Views: 4734 AlaskaNPS
For more on this and other stories please visit http://www.enca.com/ August 28 - As the mining industry meets this week to resolve issues afflicting the sector, there have been calls for mine bosses to break away from old colonial attitudes, in order for change to happen.
Views: 171 eNCA
Coal Curse (Hindi), a film by Paranjoy Guha Thakurta, supported by Greenpeace, takes you on a journey to the land of dirty coal and the trials and tribulations of the people working in the coal mines. The documentary explores the political economy of coal in contemporary India with the situation in Singrauli as a case study. It highlights the scandal, popularly called Coalgate, and the consequences of coal mining in the Singrauli region in central India. It raises questions as to whether extraction of coal is the best answer to secure India's energy needs.

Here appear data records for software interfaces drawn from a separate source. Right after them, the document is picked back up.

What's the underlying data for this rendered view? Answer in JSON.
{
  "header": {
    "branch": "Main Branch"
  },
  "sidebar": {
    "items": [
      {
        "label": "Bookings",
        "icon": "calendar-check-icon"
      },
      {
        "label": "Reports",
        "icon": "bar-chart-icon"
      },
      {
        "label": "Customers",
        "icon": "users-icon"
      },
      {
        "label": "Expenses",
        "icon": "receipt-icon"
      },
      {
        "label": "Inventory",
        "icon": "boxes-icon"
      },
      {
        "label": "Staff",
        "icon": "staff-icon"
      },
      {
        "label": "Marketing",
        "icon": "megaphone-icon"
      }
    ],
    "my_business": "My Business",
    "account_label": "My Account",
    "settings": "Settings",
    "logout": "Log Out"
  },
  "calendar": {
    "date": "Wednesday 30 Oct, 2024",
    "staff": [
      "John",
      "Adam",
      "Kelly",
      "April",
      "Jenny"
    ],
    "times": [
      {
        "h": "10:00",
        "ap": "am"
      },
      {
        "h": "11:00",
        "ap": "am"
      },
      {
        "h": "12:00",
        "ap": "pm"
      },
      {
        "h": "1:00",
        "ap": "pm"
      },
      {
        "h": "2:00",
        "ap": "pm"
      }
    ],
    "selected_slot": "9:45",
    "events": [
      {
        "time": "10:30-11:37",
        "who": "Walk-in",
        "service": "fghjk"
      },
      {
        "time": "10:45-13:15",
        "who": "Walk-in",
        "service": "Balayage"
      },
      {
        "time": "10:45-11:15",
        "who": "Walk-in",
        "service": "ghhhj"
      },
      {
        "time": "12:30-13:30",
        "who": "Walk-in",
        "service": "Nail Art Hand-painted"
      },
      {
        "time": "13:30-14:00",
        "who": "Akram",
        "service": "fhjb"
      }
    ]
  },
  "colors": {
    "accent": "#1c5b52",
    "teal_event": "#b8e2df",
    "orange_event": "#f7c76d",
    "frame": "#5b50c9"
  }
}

Views: 7901 Greenpeace India
In which John Green teaches you about the Industrial Economy that arose in the United States after the Civil War. You know how when you're studying history, and you're reading along and everything seems safely in the past, and then BOOM you think, "Man, this suddenly seems very modern." For me, that moment in US History is the post-Reconstruction expansion of industrialism in America. After the Civil War, many of the changes in technology and ideas gave rise to this new industrialism. You'll learn about the rise of Captains of Industry (or Robber Barons) like Cornelius Vanderbilt, Andrew Carnegie, John D Rockefeller, and JP Morgan. You'll learn about trusts, combinations, and how the government responded to these new business practices. All this, plus John will cover how workers reacted to the changes in society and the early days of the labor movement. You'll learn about the Knights of Labor and Terence Powderly, and Samuel Gompers and the AFL. As a special bonus, someone gets beaten with a cane. AGAIN. What is it with American History and people getting beaten with canes? Support CrashCourse on Patreon: https://www.patreon.com/crashcourse
Views: 1940919 CrashCourse